Work item — Search the entries below for the word "snap" and copy each line that has it.

Extracted information —
======

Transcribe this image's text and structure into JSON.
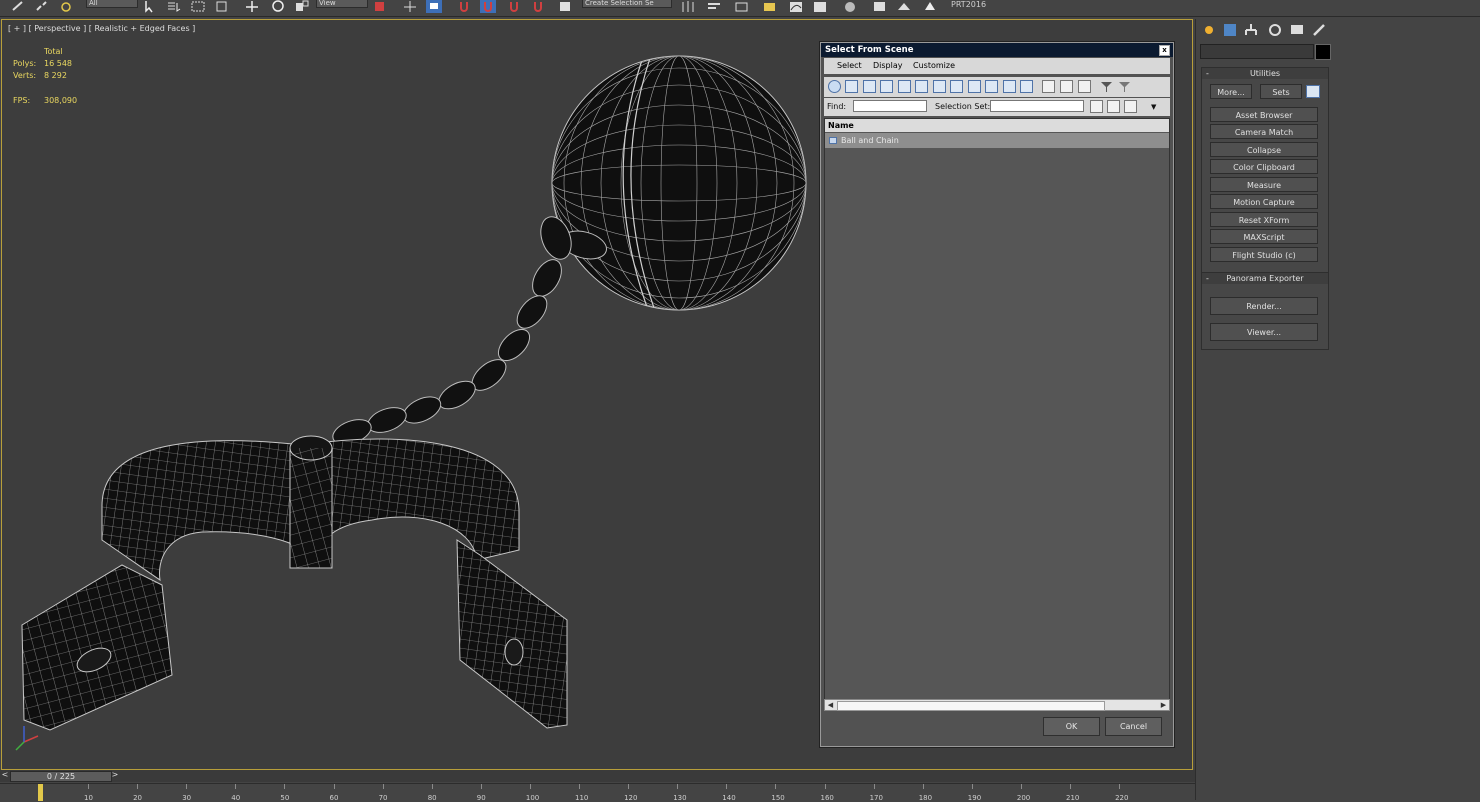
{
  "toolbar": {
    "selection_filter": "All",
    "view_combo": "View",
    "named_selection": "Create Selection Se",
    "app_label": "PRT2016",
    "icons": [
      "link-icon",
      "unlink-icon",
      "bind-icon",
      "select-icon",
      "select-by-name-icon",
      "rect-region-icon",
      "window-crossing-icon",
      "move-icon",
      "rotate-icon",
      "scale-icon",
      "snap-icon",
      "angle-snap-icon",
      "percent-snap-icon",
      "spinner-snap-icon",
      "edit-named-selection-icon",
      "mirror-icon",
      "align-icon",
      "layer-icon",
      "graphite-icon",
      "schematic-icon",
      "material-editor-icon",
      "render-setup-icon",
      "rendered-frame-icon",
      "render-icon"
    ]
  },
  "viewport": {
    "label": "[ + ] [ Perspective ] [ Realistic + Edged Faces ]",
    "stats": {
      "total_label": "Total",
      "polys_label": "Polys:",
      "polys_value": "16 548",
      "verts_label": "Verts:",
      "verts_value": "8 292",
      "fps_label": "FPS:",
      "fps_value": "308,090"
    }
  },
  "timeline": {
    "frame_display": "0 / 225",
    "prev_label": "<",
    "next_label": ">",
    "ticks": [
      "10",
      "20",
      "30",
      "40",
      "50",
      "60",
      "70",
      "80",
      "90",
      "100",
      "110",
      "120",
      "130",
      "140",
      "150",
      "160",
      "170",
      "180",
      "190",
      "200",
      "210",
      "220"
    ]
  },
  "dialog": {
    "title": "Select From Scene",
    "close_label": "x",
    "menu": [
      "Select",
      "Display",
      "Customize"
    ],
    "find_label": "Find:",
    "find_value": "",
    "selection_set_label": "Selection Set:",
    "selection_set_value": "",
    "column_header": "Name",
    "rows": [
      {
        "label": "Ball and Chain"
      }
    ],
    "ok_label": "OK",
    "cancel_label": "Cancel"
  },
  "command_panel": {
    "utilities": {
      "title": "Utilities",
      "more_label": "More...",
      "sets_label": "Sets",
      "buttons": [
        "Asset Browser",
        "Camera Match",
        "Collapse",
        "Color Clipboard",
        "Measure",
        "Motion Capture",
        "Reset XForm",
        "MAXScript",
        "Flight Studio (c)"
      ]
    },
    "panorama": {
      "title": "Panorama Exporter",
      "buttons": [
        "Render...",
        "Viewer..."
      ]
    }
  },
  "colors": {
    "viewport_border": "#b89f3a",
    "stats_text": "#e9d760",
    "dialog_title_bg": "#0b1a30",
    "wire": "#d6d6d6"
  }
}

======

Task answer —
      "snap-icon",
      "angle-snap-icon",
      "percent-snap-icon",
      "spinner-snap-icon",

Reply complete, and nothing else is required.